Additionally, while standard controller logs rely on process_action and redirect_to instrumentations only, Action Cable messages are generated from multiple events: perform_action, subscribe, unsubscribe, connect, and disconnect. perform_action is the only one included in the actual Action Cable code and others have been added by monkey patching ActionCable::Channel::Base and ActionCable::Connection::Base classes.

What it doesn't do

Lograge is opinionated, very opinionated. If the stuff below doesn't suit your needs, it may not be for you.

Lograge removes ActionView logging, which also includes rendering times for partials. If you're into those, Lograge is probably not for you. In my honest opinion, those rendering times don't belong in the log file, they should be collected in a system like New Relic, Librato Metrics or some other metrics service that allows graphing rendering percentiles. I assume this for everything that represents a moving target. That kind of data is better off being visualized in graphs than dumped (and ignored) in a log file.

Lograge doesn't yet log the request parameters. This is something I'm actively contemplating, mainly because I want to find a good way to include them, a way that fits in with the general spirit of the log output generated by Lograge. If you decide to include them be sure that sensitive data like passwords and credit cards are not stored via filtered_parameters or another means. The payload does already contain the params hash, so you can easily add it in manually using custom_options:

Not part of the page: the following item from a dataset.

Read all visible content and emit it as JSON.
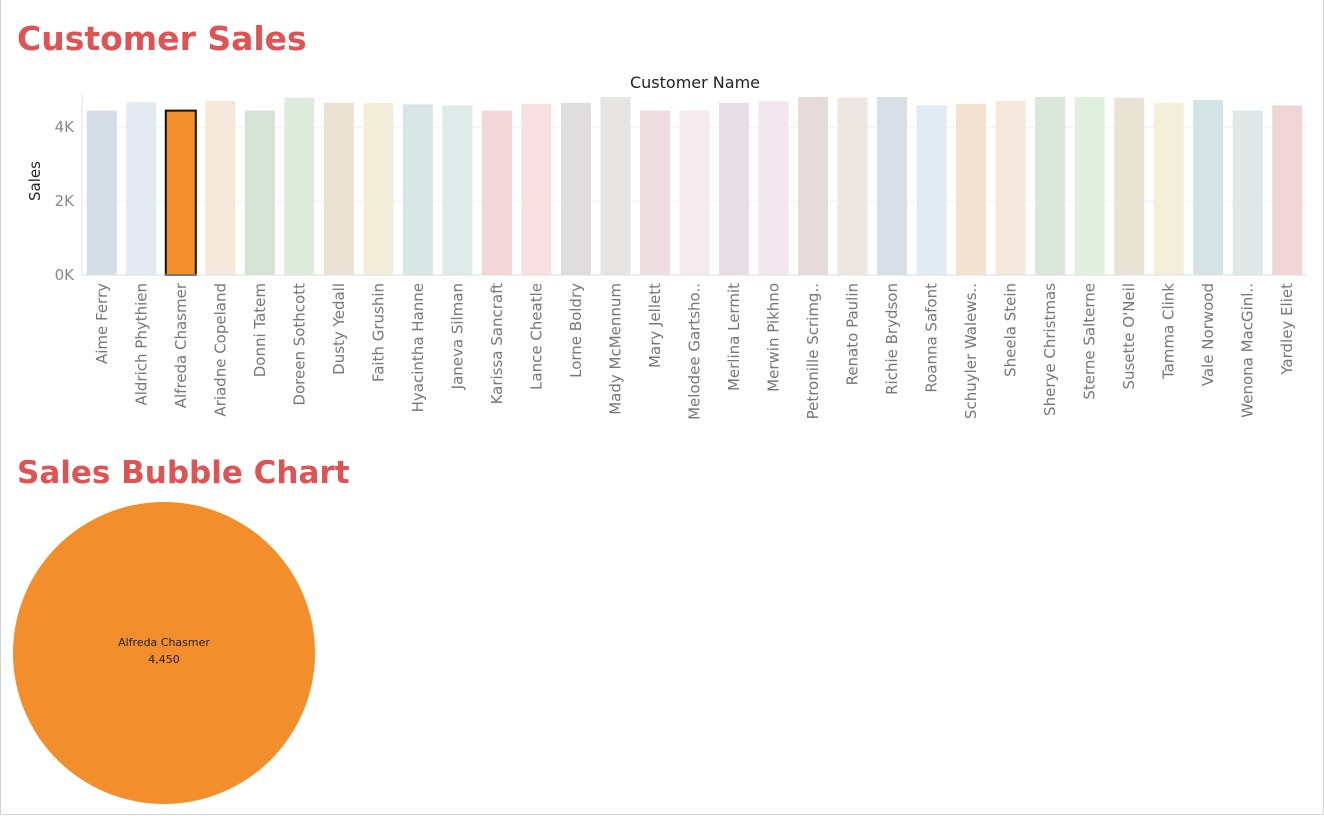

# production.rb
YourApp::Application.configure do
  config.lograge.enabled = true
  config.lograge.custom_options = lambda do |event|
    exceptions = %w(controller action format id)
      params: event.payload[:params].except(*exceptions)


Logging errors / exceptions

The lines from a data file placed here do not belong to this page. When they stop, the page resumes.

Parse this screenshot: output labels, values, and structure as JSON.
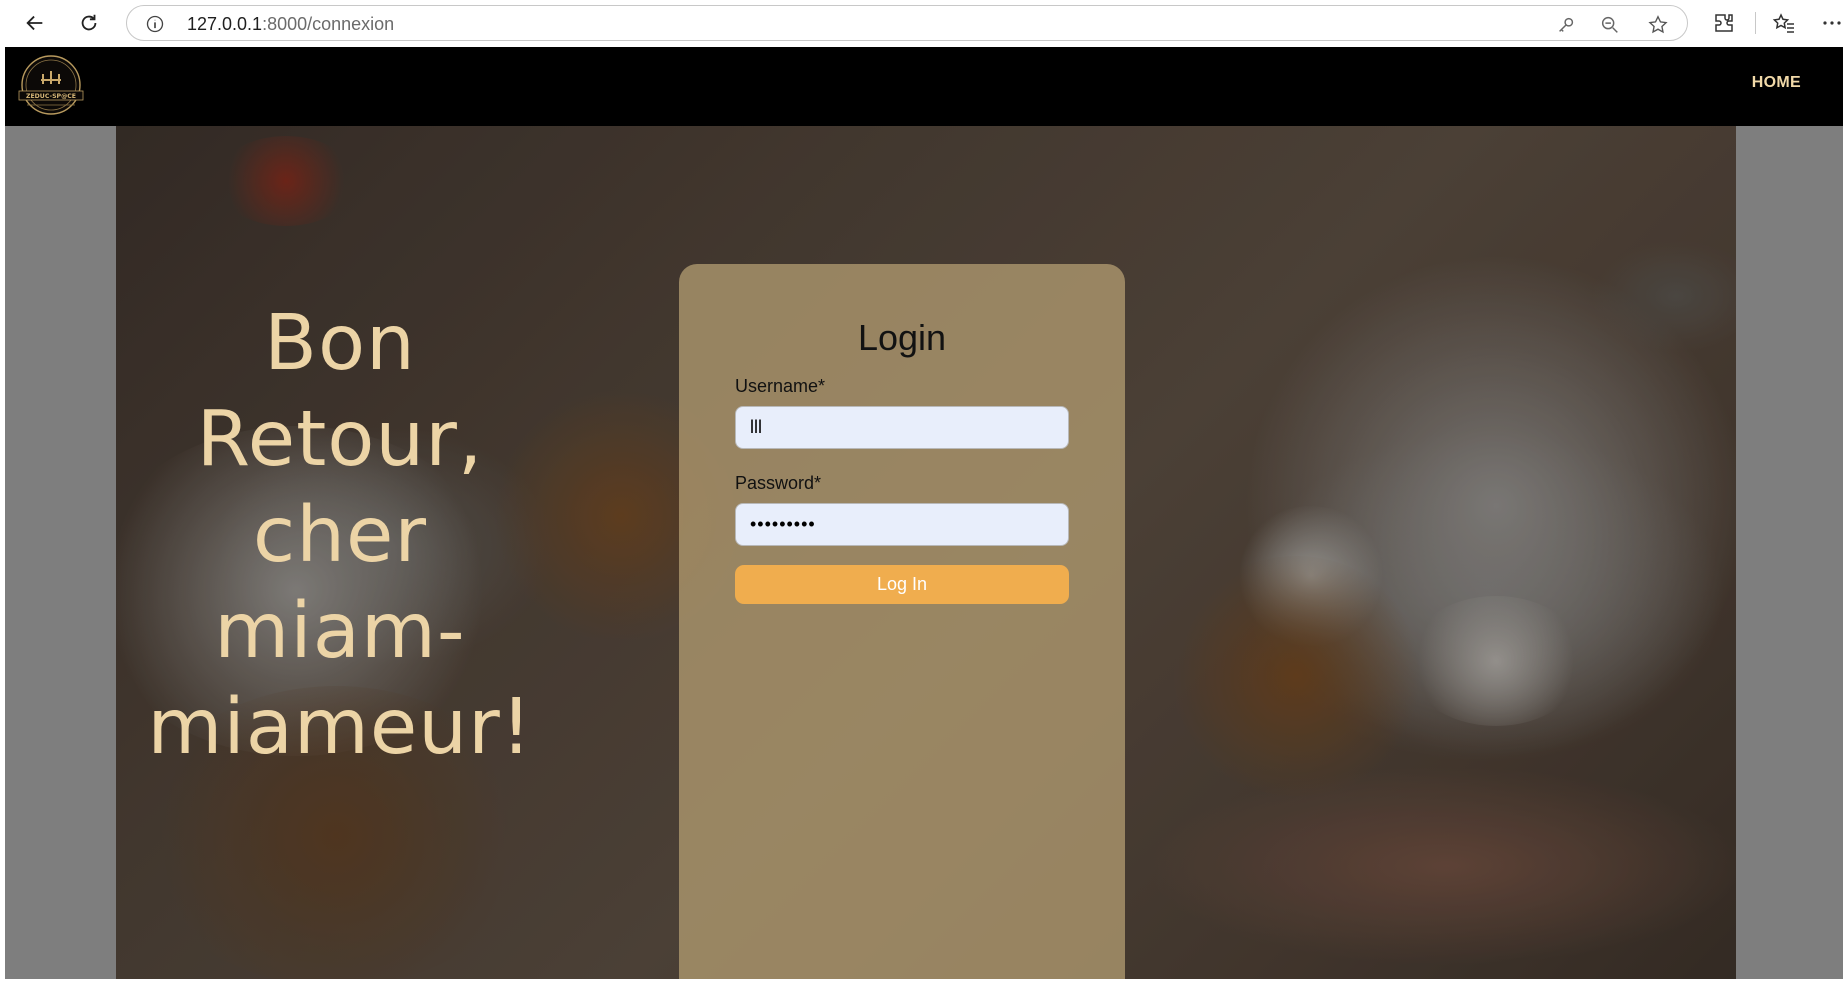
{
  "browser": {
    "url_host": "127.0.0.1",
    "url_path": ":8000/connexion",
    "icons": [
      "back-icon",
      "reload-icon",
      "site-info-icon",
      "key-icon",
      "zoom-out-icon",
      "favorite-star-icon",
      "extensions-icon",
      "favorites-icon",
      "more-icon"
    ]
  },
  "nav": {
    "logo_text": "ZEDUC-SP@CE",
    "home_label": "HOME"
  },
  "hero": {
    "welcome_line1": "Bon Retour,",
    "welcome_line2": "cher miam-",
    "welcome_line3": "miameur!"
  },
  "login": {
    "title": "Login",
    "username_label": "Username*",
    "username_value": "lll",
    "password_label": "Password*",
    "password_value": "•••••••••",
    "submit_label": "Log In"
  },
  "colors": {
    "nav_bg": "#000000",
    "home_link": "#f1d9a8",
    "welcome_text": "#ecd4a6",
    "button": "#f0ad4e",
    "input_bg": "#e8eefb"
  }
}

Our first recommendation is that you use exception tracking services built for purpose ;)

If you absolutely must log exceptions in the single-line format, you can do something similar to this example:

# config/environments/production.rb

YourApp::Application.configure do
  config.lograge.enabled = true
  config.lograge.custom_options = lambda do |event|
      exception: event.payload[:exception], # ["ExceptionClass", "the message"]
      exception_object: event.payload[:exception_object] # the exception instance

The :exception is just the basic class and message whereas the :exception_object is the actual exception instance. You can use both / either. Be mindful when including this, you will probably want to cherry-pick particular attributes and almost definitely want to join the backtrace into something without newline characters.

Handle ActionController::RoutingError

Add a get '*unmatched_route', to: 'application#route_not_found' rule to the end of your routes.rb Then add a new controller action in your application_controller.rb.

def route_not_found
  render 'error_pages/404', status: :not_found


Alternative & Related Projects


See the file for further information.


MIT. Code extracted from Travis CI.

(c) Mathias Meyer

See LICENSE.txt for details.